Name an industry with too few qualified workers. Did you say the RV industry? If you did, you'd be right. There are 7.2 million recreational vehicles on the road and only 12,000 technicians to service them.

Dusty's Camper World in Bartow, Fla., sold $50 million in RVs last year and serviced 2,880, averaging $500 per repair. To meet service demands, to entice and keep workers happy, and to keep "come-backs" -- the industry's version of callbacks -- down to 8%, Dusty's has a new weapon: satellite learning.

For 90 minutes every Wednesday, half of Dusty's 18 technicians gather around a television. They tap into a certification-training program broadcast from Lake City Community College to a satellite, then to Dusty's satellite dish. Dusty's is one of 66 North American RV dealers participating in The Florida RV Trade Association program. Participants learn repair and installation of liquid propane gas, electrical, and general housing systems, and of appliances, air conditioners, and plumbing. Over 40 weeks, an instructor demonstrates repairs and troubleshooting and answers faxed-in questions live.

Don Hart is a Dusty's Camper World technician who has gone through a Florida RV Trade Association satellite-training program. Training via satellite has boosted productivity at the RV service center to 80%.
Don Hart is a Dusty's Camper World technician who has gone through a Florida RV Trade Association satellite-training program. Training via satellite has boosted productivity at the RV service center to 80%.

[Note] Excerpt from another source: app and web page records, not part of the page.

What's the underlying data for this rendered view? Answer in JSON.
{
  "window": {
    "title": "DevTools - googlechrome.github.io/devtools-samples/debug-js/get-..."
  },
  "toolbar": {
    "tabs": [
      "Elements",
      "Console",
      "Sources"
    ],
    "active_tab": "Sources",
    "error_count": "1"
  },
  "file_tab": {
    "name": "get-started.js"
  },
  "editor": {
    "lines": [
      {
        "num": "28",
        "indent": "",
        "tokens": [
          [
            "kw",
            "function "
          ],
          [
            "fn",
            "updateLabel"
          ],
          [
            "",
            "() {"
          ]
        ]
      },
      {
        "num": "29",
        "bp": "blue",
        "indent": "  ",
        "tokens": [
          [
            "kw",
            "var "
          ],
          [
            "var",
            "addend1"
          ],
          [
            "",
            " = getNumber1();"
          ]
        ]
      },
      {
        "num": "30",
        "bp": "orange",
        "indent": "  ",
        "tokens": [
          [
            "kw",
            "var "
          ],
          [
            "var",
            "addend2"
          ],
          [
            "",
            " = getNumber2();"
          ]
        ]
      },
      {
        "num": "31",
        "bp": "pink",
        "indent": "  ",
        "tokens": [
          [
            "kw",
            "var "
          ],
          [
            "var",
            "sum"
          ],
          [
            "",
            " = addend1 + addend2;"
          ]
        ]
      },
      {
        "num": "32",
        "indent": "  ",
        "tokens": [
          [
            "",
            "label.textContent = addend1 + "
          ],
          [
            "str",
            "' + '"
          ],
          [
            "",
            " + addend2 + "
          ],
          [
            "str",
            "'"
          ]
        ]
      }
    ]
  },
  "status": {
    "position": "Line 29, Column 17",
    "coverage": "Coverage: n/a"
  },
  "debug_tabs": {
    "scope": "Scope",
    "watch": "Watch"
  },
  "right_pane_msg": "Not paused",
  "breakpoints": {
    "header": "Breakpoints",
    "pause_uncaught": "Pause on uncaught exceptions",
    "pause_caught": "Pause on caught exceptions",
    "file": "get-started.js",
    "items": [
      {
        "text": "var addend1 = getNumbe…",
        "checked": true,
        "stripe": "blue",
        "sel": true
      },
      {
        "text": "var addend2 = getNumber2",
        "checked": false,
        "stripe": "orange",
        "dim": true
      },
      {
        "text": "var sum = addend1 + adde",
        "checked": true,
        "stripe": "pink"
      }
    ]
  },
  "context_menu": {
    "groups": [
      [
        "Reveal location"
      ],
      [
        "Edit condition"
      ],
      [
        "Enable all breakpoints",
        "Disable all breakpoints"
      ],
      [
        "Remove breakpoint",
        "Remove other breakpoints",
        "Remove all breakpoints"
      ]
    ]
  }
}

Besides saving thousands on training costs and eliminating most come-backs, Frank Crum, Dusty's general manager, says productivity has increased from 40% to 80% (65% is industry standard).

Crum attributes gains to boosted morale and higher confidence. Because of efficiency gains, Crum says he also needs to hire fewer people to keep up with annual growth and turnover.